[Dataset rows describing interfaces]
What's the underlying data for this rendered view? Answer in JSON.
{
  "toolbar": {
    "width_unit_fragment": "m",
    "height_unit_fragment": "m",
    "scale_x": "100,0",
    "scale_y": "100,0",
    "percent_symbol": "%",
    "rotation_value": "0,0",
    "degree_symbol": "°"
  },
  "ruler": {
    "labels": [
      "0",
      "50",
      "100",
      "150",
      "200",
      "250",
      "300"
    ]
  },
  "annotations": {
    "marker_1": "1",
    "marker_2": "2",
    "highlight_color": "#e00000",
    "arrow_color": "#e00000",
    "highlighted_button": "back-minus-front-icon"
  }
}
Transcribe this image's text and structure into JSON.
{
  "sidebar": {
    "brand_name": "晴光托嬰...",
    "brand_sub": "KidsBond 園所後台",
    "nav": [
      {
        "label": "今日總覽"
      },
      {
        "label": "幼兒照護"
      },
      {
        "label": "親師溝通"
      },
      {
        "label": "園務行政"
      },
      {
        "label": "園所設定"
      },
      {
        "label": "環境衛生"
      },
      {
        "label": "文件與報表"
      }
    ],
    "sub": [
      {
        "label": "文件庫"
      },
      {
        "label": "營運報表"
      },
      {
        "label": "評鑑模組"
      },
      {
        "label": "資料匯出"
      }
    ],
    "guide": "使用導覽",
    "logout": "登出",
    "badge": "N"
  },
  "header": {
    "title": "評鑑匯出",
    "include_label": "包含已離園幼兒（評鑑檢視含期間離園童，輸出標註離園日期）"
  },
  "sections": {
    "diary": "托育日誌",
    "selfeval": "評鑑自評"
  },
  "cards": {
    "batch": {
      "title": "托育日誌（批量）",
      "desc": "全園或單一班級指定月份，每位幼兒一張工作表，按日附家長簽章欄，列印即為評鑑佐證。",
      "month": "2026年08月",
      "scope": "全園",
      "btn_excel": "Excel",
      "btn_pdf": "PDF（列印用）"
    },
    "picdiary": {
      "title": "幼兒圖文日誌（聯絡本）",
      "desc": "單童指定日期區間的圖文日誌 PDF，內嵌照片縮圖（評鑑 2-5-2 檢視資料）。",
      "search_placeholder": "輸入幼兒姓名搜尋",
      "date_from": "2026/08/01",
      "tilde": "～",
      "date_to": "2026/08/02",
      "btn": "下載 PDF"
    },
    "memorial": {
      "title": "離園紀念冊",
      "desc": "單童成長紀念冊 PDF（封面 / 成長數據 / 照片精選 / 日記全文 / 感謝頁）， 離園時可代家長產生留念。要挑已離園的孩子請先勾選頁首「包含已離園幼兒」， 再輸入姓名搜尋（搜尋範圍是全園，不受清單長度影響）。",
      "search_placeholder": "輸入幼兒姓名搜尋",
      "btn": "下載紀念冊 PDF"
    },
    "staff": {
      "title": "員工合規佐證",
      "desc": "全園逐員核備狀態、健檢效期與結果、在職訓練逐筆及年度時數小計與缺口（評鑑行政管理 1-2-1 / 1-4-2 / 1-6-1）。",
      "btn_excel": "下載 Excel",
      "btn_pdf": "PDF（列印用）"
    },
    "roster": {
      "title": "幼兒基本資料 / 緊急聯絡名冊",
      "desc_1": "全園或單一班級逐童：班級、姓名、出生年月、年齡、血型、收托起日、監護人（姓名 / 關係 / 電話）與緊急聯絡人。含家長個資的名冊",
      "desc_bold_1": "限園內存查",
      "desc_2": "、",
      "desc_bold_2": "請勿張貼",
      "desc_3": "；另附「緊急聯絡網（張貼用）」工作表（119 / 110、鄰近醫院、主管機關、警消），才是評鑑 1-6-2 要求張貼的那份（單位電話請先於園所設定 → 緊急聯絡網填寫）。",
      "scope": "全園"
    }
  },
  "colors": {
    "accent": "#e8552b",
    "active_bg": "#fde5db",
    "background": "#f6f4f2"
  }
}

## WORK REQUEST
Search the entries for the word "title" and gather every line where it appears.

## RESPONSE AREA
    "title": "評鑑匯出",
      "title": "托育日誌（批量）",
      "title": "幼兒圖文日誌（聯絡本）",
      "title": "離園紀念冊",
      "title": "員工合規佐證",
      "title": "幼兒基本資料 / 緊急聯絡名冊",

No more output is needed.